Only a few days to go: We’re raising £25,000 to keep TheyWorkForYou running and make sure people across the UK can hold their elected representatives to account.

Donate to our crowdfunder

Housing and Planning Bill

Part of the debate – in the House of Commons at 5:34 pm on 2nd November 2015.

Alert me about debates like this

Photo of Nick Hurd Nick Hurd Conservative, Ruislip, Northwood and Pinner 5:34 pm, 2nd November 2015

It is a huge pleasure to follow my hon. Friend Zac Goldsmith, who I dearly hope will be the next Mayor of London and will have the chance to build on the legacy of my parliamentary neighbour, my hon. Friend Boris Johnson.

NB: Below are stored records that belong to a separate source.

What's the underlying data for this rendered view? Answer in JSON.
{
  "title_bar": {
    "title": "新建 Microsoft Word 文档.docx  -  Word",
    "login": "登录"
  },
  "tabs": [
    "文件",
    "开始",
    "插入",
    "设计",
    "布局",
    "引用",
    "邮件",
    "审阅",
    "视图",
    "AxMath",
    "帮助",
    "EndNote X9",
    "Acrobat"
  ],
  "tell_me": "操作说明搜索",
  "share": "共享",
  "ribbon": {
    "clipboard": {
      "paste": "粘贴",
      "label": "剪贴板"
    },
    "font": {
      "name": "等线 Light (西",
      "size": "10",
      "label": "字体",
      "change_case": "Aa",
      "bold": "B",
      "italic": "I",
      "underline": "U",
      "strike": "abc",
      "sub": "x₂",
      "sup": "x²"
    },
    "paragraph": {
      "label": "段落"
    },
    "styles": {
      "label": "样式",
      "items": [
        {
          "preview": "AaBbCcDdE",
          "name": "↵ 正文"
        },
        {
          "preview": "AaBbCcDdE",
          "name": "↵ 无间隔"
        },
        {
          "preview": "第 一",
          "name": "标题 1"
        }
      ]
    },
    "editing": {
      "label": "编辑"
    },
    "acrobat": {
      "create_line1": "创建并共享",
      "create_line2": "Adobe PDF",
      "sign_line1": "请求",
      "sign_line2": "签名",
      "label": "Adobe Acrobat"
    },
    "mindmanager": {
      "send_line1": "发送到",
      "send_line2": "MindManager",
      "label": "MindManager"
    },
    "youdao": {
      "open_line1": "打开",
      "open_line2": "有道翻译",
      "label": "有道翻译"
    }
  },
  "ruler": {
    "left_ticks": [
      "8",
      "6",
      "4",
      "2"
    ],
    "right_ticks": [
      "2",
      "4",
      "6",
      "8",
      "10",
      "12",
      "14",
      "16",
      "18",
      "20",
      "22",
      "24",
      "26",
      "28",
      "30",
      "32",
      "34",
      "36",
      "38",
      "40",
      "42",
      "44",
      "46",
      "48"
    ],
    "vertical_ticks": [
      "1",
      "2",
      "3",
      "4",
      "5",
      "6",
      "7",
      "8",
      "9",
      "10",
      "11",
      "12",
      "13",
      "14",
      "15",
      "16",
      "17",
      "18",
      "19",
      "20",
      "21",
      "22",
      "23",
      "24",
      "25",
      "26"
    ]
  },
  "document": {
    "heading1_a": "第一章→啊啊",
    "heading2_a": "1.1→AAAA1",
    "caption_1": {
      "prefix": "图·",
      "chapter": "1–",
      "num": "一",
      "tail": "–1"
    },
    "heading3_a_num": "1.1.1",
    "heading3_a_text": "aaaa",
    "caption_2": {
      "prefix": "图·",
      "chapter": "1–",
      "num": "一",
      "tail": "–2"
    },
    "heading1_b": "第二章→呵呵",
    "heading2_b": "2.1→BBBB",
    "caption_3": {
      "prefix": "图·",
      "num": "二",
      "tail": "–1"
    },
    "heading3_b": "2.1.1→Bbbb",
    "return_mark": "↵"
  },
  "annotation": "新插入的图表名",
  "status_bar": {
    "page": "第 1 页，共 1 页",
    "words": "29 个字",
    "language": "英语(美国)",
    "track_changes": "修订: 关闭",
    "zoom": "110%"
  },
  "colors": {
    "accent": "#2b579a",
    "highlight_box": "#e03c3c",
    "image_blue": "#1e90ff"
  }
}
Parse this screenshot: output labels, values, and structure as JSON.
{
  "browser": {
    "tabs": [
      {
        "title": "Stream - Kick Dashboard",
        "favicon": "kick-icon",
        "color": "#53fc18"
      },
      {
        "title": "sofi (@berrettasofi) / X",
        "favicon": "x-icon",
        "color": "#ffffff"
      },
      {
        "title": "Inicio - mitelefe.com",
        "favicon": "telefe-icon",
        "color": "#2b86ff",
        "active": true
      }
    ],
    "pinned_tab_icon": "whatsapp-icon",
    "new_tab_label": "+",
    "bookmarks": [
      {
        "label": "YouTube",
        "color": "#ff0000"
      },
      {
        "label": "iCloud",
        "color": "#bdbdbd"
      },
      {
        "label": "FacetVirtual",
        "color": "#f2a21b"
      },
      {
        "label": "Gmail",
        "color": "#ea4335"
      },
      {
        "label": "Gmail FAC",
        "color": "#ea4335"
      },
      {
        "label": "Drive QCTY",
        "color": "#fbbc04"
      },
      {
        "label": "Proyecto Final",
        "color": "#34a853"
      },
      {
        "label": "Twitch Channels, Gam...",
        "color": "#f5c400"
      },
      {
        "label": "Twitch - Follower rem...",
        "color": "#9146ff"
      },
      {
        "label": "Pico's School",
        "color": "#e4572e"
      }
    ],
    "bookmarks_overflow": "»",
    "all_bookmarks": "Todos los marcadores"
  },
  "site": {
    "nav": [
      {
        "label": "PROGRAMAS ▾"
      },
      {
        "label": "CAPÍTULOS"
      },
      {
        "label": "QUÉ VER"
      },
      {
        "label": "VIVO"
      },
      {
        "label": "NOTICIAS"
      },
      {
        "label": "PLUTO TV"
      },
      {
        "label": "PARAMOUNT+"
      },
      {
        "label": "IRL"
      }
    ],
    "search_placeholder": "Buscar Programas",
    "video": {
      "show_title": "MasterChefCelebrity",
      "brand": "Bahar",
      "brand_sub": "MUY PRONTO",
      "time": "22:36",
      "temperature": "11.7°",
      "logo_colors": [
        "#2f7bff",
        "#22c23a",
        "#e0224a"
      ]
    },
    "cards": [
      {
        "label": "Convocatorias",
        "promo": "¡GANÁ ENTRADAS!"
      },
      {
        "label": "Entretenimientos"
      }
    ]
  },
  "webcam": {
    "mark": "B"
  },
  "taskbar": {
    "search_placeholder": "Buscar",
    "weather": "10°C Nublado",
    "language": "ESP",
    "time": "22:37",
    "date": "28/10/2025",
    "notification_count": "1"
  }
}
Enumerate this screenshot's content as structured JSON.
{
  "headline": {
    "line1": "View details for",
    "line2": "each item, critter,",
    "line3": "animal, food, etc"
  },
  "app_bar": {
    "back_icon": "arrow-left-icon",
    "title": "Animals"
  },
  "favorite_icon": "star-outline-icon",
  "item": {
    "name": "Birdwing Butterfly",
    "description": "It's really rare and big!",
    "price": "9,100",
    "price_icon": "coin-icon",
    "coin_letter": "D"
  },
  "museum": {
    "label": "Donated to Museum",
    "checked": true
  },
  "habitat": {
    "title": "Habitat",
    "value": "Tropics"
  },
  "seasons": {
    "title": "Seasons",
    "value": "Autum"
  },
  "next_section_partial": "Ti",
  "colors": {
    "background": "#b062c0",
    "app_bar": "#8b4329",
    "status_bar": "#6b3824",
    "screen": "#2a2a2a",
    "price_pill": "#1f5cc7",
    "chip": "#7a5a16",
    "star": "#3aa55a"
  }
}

I rise to seek reassurance on one central point. I support the principle of the Bill. It is designed to make it easier for people to own their home, to build their home and to have better protection from rogue landlords. It will have my support on Second Reading. However, I have a concern, which I would like those on the Government Front Bench to respond to, in relation to whether the Bill will lead to an increase in the supply of affordable homes in London across all tenures. As my hon. Friend the Member for Richmond Park said, that is the No. 1 political challenge we face in London.

I am a London MP. I represent an area where it is now almost impossible for someone to rent a one-bedroom flat for less than £1,000 a month, or to buy it for less than £250,000. Despite the best efforts of Hillingdon Council, which is as determined and as creative as any, most of what we see built in the area is what the market can pay rather than what the community needs, which is homes that young people and key workers can afford. The clear priority, therefore, is to increase the stock of affordable housing across all tenures. This goes to the heart of the kind of London that we should want to see and hand on to future generations. It must be a city in which people of all ages and incomes can live together in neighbourhoods that are not segregated by wealth, class or nationality.